What Kind Of Shareholders Own X Financial (NYSE:XYF)?

A look at the shareholders of X Financial (NYSE:XYF) can tell us which group is most powerful. Large companies usually have institutions as shareholders, and we usually see insiders owning shares in smaller companies. I quite like to see at least a little bit of insider ownership. As Charlie Munger said ‘Show me the incentive and I will show you the outcome.’

X Financial has a market capitalization of US$994m, so we would expect some institutional investors to have noticed the stock. Taking a look at the our data on the ownership groups (below), it’s seems that institutions don’t own many shares in the company. Let’s delve deeper into each type of owner, to discover more about XYF.

Check out our latest analysis for X Financial

NYSE:XYF Ownership Summary December 18th 18
NYSE:XYF Ownership Summary December 18th 18

What Does The Institutional Ownership Tell Us About X Financial?

Institutional investors commonly compare their own returns to the returns of a commonly followed index. So they generally do consider buying larger companies that are included in the relevant benchmark index.
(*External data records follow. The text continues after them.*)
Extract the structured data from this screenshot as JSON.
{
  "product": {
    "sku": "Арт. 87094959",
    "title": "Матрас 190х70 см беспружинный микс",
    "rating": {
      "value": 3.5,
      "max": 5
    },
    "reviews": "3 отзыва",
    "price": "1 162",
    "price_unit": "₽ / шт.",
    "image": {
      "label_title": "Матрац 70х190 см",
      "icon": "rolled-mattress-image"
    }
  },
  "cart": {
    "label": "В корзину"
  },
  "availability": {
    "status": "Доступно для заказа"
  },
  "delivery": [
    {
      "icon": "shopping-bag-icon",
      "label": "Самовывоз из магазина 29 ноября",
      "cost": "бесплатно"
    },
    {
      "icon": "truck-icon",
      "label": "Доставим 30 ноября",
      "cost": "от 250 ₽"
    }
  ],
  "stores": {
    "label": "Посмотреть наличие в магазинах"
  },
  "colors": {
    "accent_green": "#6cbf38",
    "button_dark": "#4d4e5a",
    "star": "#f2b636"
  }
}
Institutions own less than 5% of X Financial. That indicates that the company is on the radar of some funds, but it isn’t particularly popular with professional investors at the moment. If the company is growing earnings, that may indicate that it is just beginning to catch the attention of these deep-pocketed investors. When multiple institutional investors want to buy shares, we often see a rising share price. The past revenue trajectory (shown below) can be an indication of future growth, but there are no guarantees.

NYSE:XYF Income Statement Export December 18th 18
NYSE:XYF Income Statement Export December 18th 18
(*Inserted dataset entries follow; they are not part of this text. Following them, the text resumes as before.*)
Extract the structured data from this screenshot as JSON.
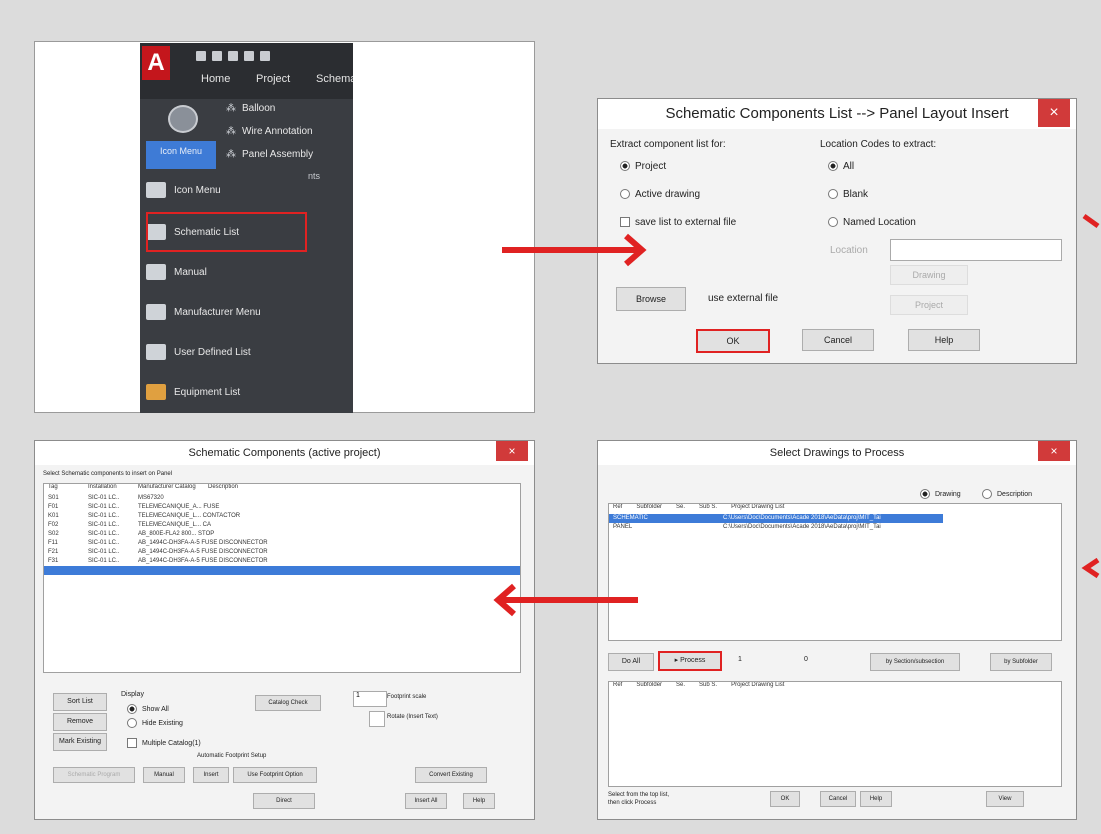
{
  "menu": {
    "tabs": [
      "Home",
      "Project",
      "Schema"
    ],
    "ribbon_items": [
      "Balloon",
      "Wire Annotation",
      "Panel Assembly"
    ],
    "split_label": "Icon Menu",
    "frag": "nts",
    "items": [
      "Icon Menu",
      "Schematic List",
      "Manual",
      "Manufacturer Menu",
      "User Defined List",
      "Equipment List"
    ]
  },
  "dialog1": {
    "title": "Schematic Components List --> Panel Layout Insert",
    "close": "×",
    "extract_label": "Extract component list for:",
    "options": [
      "Project",
      "Active drawing"
    ],
    "save_list": "save list to external file",
    "browse": "Browse",
    "use_external": "use external file",
    "location_label": "Location Codes to extract:",
    "loc_options": [
      "All",
      "Blank",
      "Named Location"
    ],
    "location_field": "Location",
    "drawing": "Drawing",
    "project": "Project",
    "ok": "OK",
    "cancel": "Cancel",
    "help": "Help"
  },
  "dialog2": {
    "title": "Select Drawings to Process",
    "close": "×",
    "radio_drawing": "Drawing",
    "radio_description": "Description",
    "columns": [
      "Ref",
      "Subfolder",
      "Se.",
      "Sub S.",
      "Project Drawing List"
    ],
    "rows": [
      {
        "ref": "SCHEMATIC",
        "path": "C:\\Users\\Doc\\Documents\\Acade 2018\\AeData\\proj\\MIT_Tai",
        "highlight": true
      },
      {
        "ref": "PANEL",
        "path": "C:\\Users\\Doc\\Documents\\Acade 2018\\AeData\\proj\\MIT_Tai",
        "highlight": false
      }
    ],
    "do_all": "Do All",
    "process": "Process",
    "range_a": "1",
    "range_b": "0",
    "by_section": "by Section/subsection",
    "by_subfolder": "by Subfolder",
    "bottom_text": "Select from the top list,\nthen click Process",
    "btn_ok": "OK",
    "btn_cancel": "Cancel",
    "btn_help": "Help",
    "btn_view": "View"
  },
  "dialog3": {
    "title": "Schematic Components (active project)",
    "close": "×",
    "subtitle": "Select Schematic components to insert on Panel",
    "columns": [
      "Tag",
      "Installation",
      "Manufacturer Catalog",
      "Description"
    ],
    "rows": [
      {
        "tag": "S01",
        "inst": "SIC-01 LC..",
        "cat": "MS67320",
        "hl": false
      },
      {
        "tag": "F01",
        "inst": "SIC-01 LC..",
        "cat": "TELEMECANIQUE_A... FUSE",
        "hl": false
      },
      {
        "tag": "K01",
        "inst": "SIC-01 LC..",
        "cat": "TELEMECANIQUE_L... CONTACTOR",
        "hl": false
      },
      {
        "tag": "F02",
        "inst": "SIC-01 LC..",
        "cat": "TELEMECANIQUE_L... CA",
        "hl": false
      },
      {
        "tag": "S02",
        "inst": "SIC-01 LC..",
        "cat": "AB_800E-FLA2 800... STOP",
        "hl": false
      },
      {
        "tag": "F11",
        "inst": "SIC-01 LC..",
        "cat": "AB_1494C-DH3FA-A-5 FUSE DISCONNECTOR",
        "hl": false
      },
      {
        "tag": "F21",
        "inst": "SIC-01 LC..",
        "cat": "AB_1494C-DH3FA-A-5 FUSE DISCONNECTOR",
        "hl": false
      },
      {
        "tag": "F31",
        "inst": "SIC-01 LC..",
        "cat": "AB_1494C-DH3FA-A-5 FUSE DISCONNECTOR",
        "hl": false
      },
      {
        "tag": "",
        "inst": "",
        "cat": "",
        "hl": true
      }
    ],
    "sort_list": "Sort List",
    "remove": "Remove",
    "mark_existing": "Mark Existing",
    "display": "Display",
    "show_all": "Show All",
    "hide_existing": "Hide Existing",
    "multiple_catalog": "Multiple Catalog(1)",
    "catalog_check": "Catalog Check",
    "footprint_scale": "Footprint scale",
    "rotate": "Rotate (Insert Text)",
    "scale_val": "1",
    "automatic_setup": "Automatic Footprint Setup",
    "schematic_program": "Schematic Program",
    "manual": "Manual",
    "insert": "Insert",
    "use_footprint": "Use Footprint Option",
    "convert_existing": "Convert Existing",
    "direct": "Direct",
    "insert_btn": "Insert All",
    "help": "Help"
  }
}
We note that hedge funds don’t have a meaningful investment in X Financial. There is some analyst coverage of the stock, but it could still become more well known, with time.

Insider Ownership Of X Financial

While the precise definition of an insider can be subjective, almost everyone considers board members to be insiders. The company management answer to the board; and the latter should represent the interests of shareholders. Notably, sometimes top-level managers are on the board, themselves.

I generally consider insider ownership to be a good thing. However, on some occasions it makes it more difficult for other shareholders to hold the board accountable for decisions.

Our most recent data indicates that insiders own the majority of X Financial. This means they can collectively make decisions for the company. So they have a US$503m stake in this US$994m business. It is good to see this level of investment. You can check here to see if those insiders have been buying recently.

General Public Ownership

The general public, with a 29% stake in the company, will not easily be ignored. While this size of ownership may not be enough to sway a policy decision in their favour, they can still make a collective impact on company policies.

Private Company Ownership

We can see that Private Companies own 19%, of the shares on issue. It’s hard to draw any conclusions from this fact alone, so its worth looking into who owns those private companies. Sometimes insiders or other related parties have an interest in shares in a public company through a separate private company.

Next Steps:

While it is well worth considering the different groups that own a company, there are other factors that are even more important.

I like to dive deeper into how a company has performed in the past. You can find historic revenue and earnings in this detailed graph.

Ultimately the future is most important. You can access this free report on analyst forecasts for the company.

NB: Figures in this article are calculated using data from the last twelve months, which refer to the 12-month period ending on the last date of the month the financial statement is dated. This may not be consistent with full year annual report figures.

To help readers see past the short term volatility of the financial market, we aim to bring you a long-term focused research analysis purely driven by fundamental data. Note that our analysis does not factor in the latest price-sensitive company announcements.

The author is an independent contributor and at the time of publication had no position in the stocks mentioned. For errors that warrant correction please contact the editor at editorial-team@simplywallst.com.